Since construction started in 2009, over 15,000 workers have worked on the project including over 600 apprentices recruited for the job. Crossrail tunnelling began in the summer of 2012. Eight 1,000-tonne tunnelling machines have bored 26 miles of new 6.2-meter diameter rail tunnels under London.
Hyderabad Metro Rail
The goal of India's Hyderabad Metro Rail, due for completion in 2017, is "To create an efficient, safe, reliable, economical and world class public transportation system in Hyderabad which will facilitate the city's transformation as a competitive global city with high quality of life".
The elevated Metro Rail will feature two tracks on a deck over the central median of the road designed not to obstruct road traffic.
Hong Kong-Zhuhai-Macau Bridge Project
Designed to link three cities in China's Pearl River Delta, the Hong Kong-Zhuhai-Macau bridge is scheduled for completion in 2017.
The project consists of a series of bridges and tunnels connecting the cities of Hong Kong, Macau and Zhuhai. The 31-mile bridge is expected to cost $10.6 billion. It was originally set for completion in October 2016 but has been pushed back to open in December 2017. Construction began back in 2009 with the last bridge tower being erected in June 2016.
Designed to revolutionize how residents of Riyadh, Saudi Arabia, get around, the $23.5 billion Riyadh Metro rail line features 109 miles of railway. The project will include creating six main metro lines and 85 stations. Construction started in 2014 with planned completion and operation by 2019.
South-North Water Transfer Project
To help move water from the Yangtze River to China's less fertile northern regions, the South-North Water Transfer Project has been designed. The ongoing effort to move nearly 45 billion cubic feet of water has spent more than $79 billion on the migration so far.
The project is the largest of its kind ever undertaken and has already taken 50 years from conception to commencement. It could take just as long to construct, with a planned completion set for 2050. When completed, the project will link China's four main rivers — the Yangtze, Yellow River, Huaihe and Haihe. Three diversion routes will be constructed across the eastern, central and western parts of China.
Norway's Floating Tunnel
Plans were announced in July 2016 for a fully submerged, floating tunnel beneath the Sognefjord in Norway.

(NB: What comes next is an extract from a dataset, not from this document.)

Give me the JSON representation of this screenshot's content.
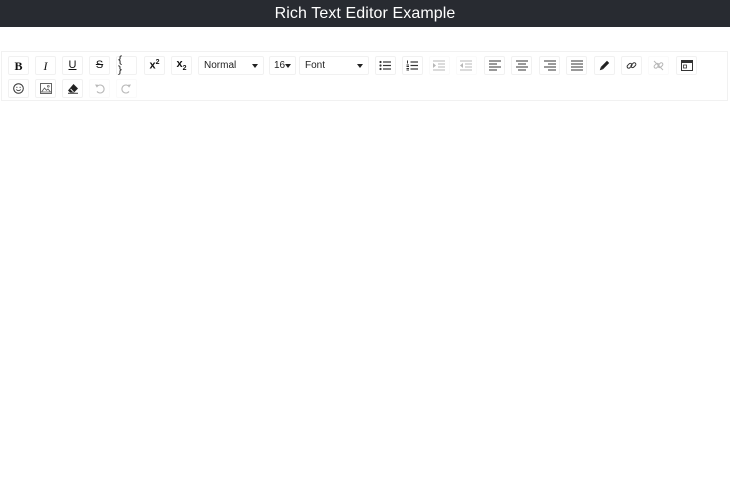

The estimated $25 billion project would be the first of its kind in the world. The tunnel system would be built about 100 feet underwater. The tunnel would shorten a 21-hour trip along the coastline to just 10 hours through the underwater tunnel.
The structure would be made of two 4,000-foot curved concrete tubes that would float below the surface while being supported by pontoons on the surface. They would be kept stable with connecting trusses. The construction might be bolted to bedrock as well for extra stability.
For a look at a few other non-infrastructure construction projects that might have world-wide effects check out this article from Business Insider.
How do you see these projects affecting the construction industry and the future of infrastructure construction?
Are their any infrastructure projects you think are missing from this list?
Share your thoughts in the comments section below.